Archive for July 22nd, 2008

UMNO-PAS “Malay Unity” talks

The Federal Government spent RM100 million for the 50th Merdeka anniversary celebrations last year. For what?

It should be to celebrate half-a-century of nationhood to build a multi-racial, multi-religious, multi-cultural and multi-lingual nation where our diversity is the strongest national asset and to chart out the path to achieve the Vision 2020 objective of a Bangsa Malaysia in the remaining 13 years.

But Malaysian nation-building has gone backwards and the Vision 2020 objective of a “Bangsa Malaysia” is increasingly frowned upon as a misplaced target.

The recent revelation by the Prime Minister, Datuk Seri Abdullah Ahmad Badawi that there has been three Umno-PAS talks to address issues of Muslim and Malay unity since the March 8, 2008 general election has raised to the fore the question why the pre-eminent issue bothering the Prime Minister is still that of Malay unity rather than Malaysian unity. Read the rest of this entry »


That Boring Yet Necessary thing called Governance

By Farish A. Noor

For two weeks now, this political scientist has been sidetracked from his work on transnational religio-political movements by the controversy that has erupted in Malaysia as a result of the accusations of sodomy levelled against former Deputy Prime Minister Anwar Ibrahim. This is not the first time I have been way-laid in the line of duty; for scandals, controversies and conspiracy theories have the rather nasty habit of popping up when you least expect it in the Asian region.

Now this comes as an unwelcome change for me as I have spent half my life in Europe and the last seven years in Germany. Allow me to make a very simple (and admittedly general) comparison here: Politics in Germany, like much of Western Europe, tends to be dull, dull, dull. Politicians have less colourful lives than their Asian counterparts and it would be the event of the century if a senior German politician was caught with his pants down or accused of sodomy of all things.

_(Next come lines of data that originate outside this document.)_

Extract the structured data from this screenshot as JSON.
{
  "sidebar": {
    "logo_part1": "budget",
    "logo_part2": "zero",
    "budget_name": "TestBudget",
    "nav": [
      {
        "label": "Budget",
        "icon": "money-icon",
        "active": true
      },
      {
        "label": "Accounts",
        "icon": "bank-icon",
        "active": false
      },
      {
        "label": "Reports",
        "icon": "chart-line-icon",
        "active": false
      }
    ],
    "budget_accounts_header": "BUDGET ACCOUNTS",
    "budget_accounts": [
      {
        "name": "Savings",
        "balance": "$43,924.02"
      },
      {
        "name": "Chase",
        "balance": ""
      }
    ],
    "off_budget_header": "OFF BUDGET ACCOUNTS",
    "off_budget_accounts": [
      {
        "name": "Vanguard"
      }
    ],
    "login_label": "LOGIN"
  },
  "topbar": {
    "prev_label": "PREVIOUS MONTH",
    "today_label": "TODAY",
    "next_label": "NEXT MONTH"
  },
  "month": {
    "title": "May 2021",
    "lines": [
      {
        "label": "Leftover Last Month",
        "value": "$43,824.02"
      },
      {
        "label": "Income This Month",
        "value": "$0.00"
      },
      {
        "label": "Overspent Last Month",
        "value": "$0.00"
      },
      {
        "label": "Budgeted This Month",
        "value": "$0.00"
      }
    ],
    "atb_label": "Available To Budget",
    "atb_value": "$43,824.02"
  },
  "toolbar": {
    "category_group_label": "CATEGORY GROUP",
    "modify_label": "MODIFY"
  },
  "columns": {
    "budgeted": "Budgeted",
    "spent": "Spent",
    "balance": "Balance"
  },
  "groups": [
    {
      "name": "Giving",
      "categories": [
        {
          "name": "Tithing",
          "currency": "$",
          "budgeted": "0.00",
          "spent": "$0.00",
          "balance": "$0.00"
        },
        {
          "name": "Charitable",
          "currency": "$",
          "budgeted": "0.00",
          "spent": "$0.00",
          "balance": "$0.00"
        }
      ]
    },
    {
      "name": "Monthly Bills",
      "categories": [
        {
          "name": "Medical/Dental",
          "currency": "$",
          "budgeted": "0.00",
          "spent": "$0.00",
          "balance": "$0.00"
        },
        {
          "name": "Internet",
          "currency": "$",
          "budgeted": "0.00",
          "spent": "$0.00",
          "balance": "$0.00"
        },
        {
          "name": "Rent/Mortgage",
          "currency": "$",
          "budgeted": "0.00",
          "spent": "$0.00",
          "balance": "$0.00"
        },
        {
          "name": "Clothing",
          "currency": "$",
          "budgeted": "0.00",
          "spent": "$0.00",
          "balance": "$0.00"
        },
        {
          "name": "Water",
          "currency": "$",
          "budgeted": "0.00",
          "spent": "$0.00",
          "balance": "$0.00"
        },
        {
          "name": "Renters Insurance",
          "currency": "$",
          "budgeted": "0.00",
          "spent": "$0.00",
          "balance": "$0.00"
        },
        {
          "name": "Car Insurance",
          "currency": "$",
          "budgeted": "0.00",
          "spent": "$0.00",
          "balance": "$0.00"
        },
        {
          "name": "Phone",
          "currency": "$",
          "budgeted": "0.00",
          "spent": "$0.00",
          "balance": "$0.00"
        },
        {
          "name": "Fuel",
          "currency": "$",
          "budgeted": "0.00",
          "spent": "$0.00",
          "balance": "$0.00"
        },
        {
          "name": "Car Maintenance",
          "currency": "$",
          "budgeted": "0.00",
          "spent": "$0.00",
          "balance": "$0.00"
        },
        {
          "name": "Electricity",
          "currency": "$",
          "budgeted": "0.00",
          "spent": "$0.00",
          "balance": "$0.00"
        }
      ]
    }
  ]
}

Indeed, one of the outstanding features of German politics – particularly on the level of local governance – is how dreadfully boring it is. It also happens to be painfully serious, and as someone who has seen local government at work in Germany I can tell you that it can put even the most imaginative among us to sleep in nary a second. Read the rest of this entry »